Earlier this year, Google made a critical update to its ethical sourcing policy for cobalt. Which is used in lithium-ion batteries. The new policy will now require all of the company’s suppliers to disclose. Their cobalt suppliers and mines as well as to conduct human rights due diligence reviews of those suppliers and mines. This important update is just one example of Google making a conscious effort to make sure that it can’t be accused of being complicit in human rights abuses. Other steps that the tech giant has taken include investing in renewable energy sources like wind and solar power, lobbying for net-zero emissions legislation, and using green building practices when constructing new data centers.

 

What is Cobalt Strike?

Cobalt Strike is a penetration testing software developed by a company called RiskSense that allows an attacker to gain access to a target’s machine. The attack typically starts by getting the victim to visit a malicious website or click on a malicious link. Which installs malware and gives the attacker remote access to their machine. This is often done through phishing, social engineering, and other means. Users may not even know they’re infected until they start noticing unusual behavior in their computers.

 

How has it been abused?

Cobalt is a key ingredient in lithium-ion batteries that power electric vehicles and phones. Unfortunately, the mining of cobalt often leads to human rights abuses. Including child labor and unsafe working conditions.

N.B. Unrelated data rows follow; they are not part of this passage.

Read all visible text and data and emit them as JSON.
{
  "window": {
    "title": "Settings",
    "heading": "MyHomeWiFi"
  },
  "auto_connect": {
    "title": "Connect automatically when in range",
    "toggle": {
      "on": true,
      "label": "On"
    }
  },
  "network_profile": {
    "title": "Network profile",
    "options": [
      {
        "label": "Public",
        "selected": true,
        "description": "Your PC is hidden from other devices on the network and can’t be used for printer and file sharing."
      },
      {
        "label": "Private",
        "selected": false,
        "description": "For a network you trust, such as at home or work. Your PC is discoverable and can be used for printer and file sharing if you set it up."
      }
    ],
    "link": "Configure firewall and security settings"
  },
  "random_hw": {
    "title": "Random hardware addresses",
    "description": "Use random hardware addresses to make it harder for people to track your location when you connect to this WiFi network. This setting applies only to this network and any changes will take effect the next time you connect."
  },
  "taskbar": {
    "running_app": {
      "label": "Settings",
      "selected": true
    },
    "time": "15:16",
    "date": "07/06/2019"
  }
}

A recent study found that over half of the global supply of cobalt comes from the Democratic Republic of Congo (DRC). Where one in ten children work in mines despite the DRC having outlawed child labor for those under 18 years old in 2012.

Cobalt can be hard to trace back to its origin due to processes like smelting and refining, which can mix together different sources or batches of materials. So even if companies pledge not to use any cobalt mined by children. They may still be using some from DRC mines that employ children anyway.

 

What does this mean for the future of Cobalt Strike?

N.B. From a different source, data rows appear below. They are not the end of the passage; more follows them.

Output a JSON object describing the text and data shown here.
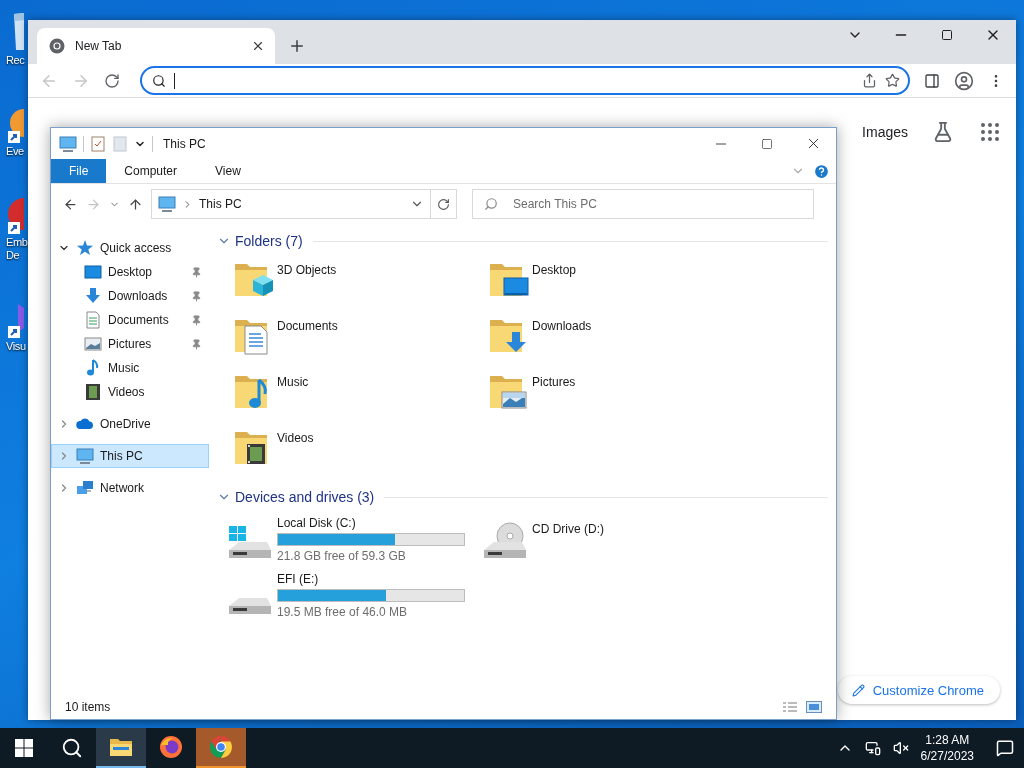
{
  "desktop_icons": [
    {
      "kind": "recycle-bin",
      "lines": [
        "Rec"
      ]
    },
    {
      "kind": "app-orange",
      "lines": [
        "Eve"
      ]
    },
    {
      "kind": "app-red",
      "lines": [
        "Emb",
        "De"
      ]
    },
    {
      "kind": "app-purple",
      "lines": [
        "Visu"
      ]
    }
  ],
  "browser": {
    "tab": {
      "title": "New Tab"
    },
    "links": [
      "Images"
    ],
    "customize": "Customize Chrome"
  },
  "explorer": {
    "title": "This PC",
    "ribbon_tabs": [
      {
        "label": "File",
        "selected": true
      },
      {
        "label": "Computer",
        "selected": false
      },
      {
        "label": "View",
        "selected": false
      }
    ],
    "address": "This PC",
    "search": {
      "placeholder": "Search This PC"
    },
    "nav": [
      {
        "label": "Quick access",
        "kind": "star",
        "expanded": true,
        "selected": false,
        "children": [
          {
            "label": "Desktop",
            "kind": "desktop",
            "pinned": true,
            "selected": false
          },
          {
            "label": "Downloads",
            "kind": "downloads",
            "pinned": true,
            "selected": false
          },
          {
            "label": "Documents",
            "kind": "documents",
            "pinned": true,
            "selected": false
          },
          {
            "label": "Pictures",
            "kind": "pictures",
            "pinned": true,
            "selected": false
          },
          {
            "label": "Music",
            "kind": "music",
            "pinned": false,
            "selected": false
          },
          {
            "label": "Videos",
            "kind": "videos",
            "pinned": false,
            "selected": false
          }
        ]
      },
      {
        "label": "OneDrive",
        "kind": "cloud",
        "expanded": false,
        "selected": false
      },
      {
        "label": "This PC",
        "kind": "pc",
        "expanded": false,
        "selected": true
      },
      {
        "label": "Network",
        "kind": "network",
        "expanded": false,
        "selected": false
      }
    ],
    "groups": [
      {
        "title": "Folders (7)",
        "kind": "folders",
        "expanded": true,
        "items": [
          {
            "name": "3D Objects",
            "kind": "objects"
          },
          {
            "name": "Desktop",
            "kind": "desktop"
          },
          {
            "name": "Documents",
            "kind": "documents"
          },
          {
            "name": "Downloads",
            "kind": "downloads"
          },
          {
            "name": "Music",
            "kind": "music"
          },
          {
            "name": "Pictures",
            "kind": "pictures"
          },
          {
            "name": "Videos",
            "kind": "videos"
          }
        ]
      },
      {
        "title": "Devices and drives (3)",
        "kind": "drives",
        "expanded": true,
        "items": [
          {
            "name": "Local Disk (C:)",
            "kind": "system-disk",
            "level": 0.63,
            "detail": "21.8 GB free of 59.3 GB"
          },
          {
            "name": "CD Drive (D:)",
            "kind": "cd"
          },
          {
            "name": "EFI (E:)",
            "kind": "disk",
            "level": 0.58,
            "detail": "19.5 MB free of 46.0 MB"
          }
        ]
      }
    ],
    "status": "10 items"
  },
  "taskbar": {
    "apps": [
      {
        "kind": "file-explorer",
        "running": true,
        "flashing": false
      },
      {
        "kind": "firefox",
        "running": false,
        "flashing": false
      },
      {
        "kind": "chrome",
        "running": true,
        "flashing": true
      }
    ],
    "clock": {
      "time": "1:28 AM",
      "date": "6/27/2023"
    }
  }
}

We know that the refining of cobalt from an ore to a metal can involve serious human rights abuses. These can include labor trafficking, hazardous working conditions, and child labor. In response to this issue, Google Cobalt Strike has announced that it is banning the purchase of cobalt mined by hand in Congo. This will mean that in order to sell cobalt, mining companies will need to provide evidence. That they are not using child labor and are complying with local regulations. However, even with these changes, there is still a long way to go before we see a fair system in place for all parties involved.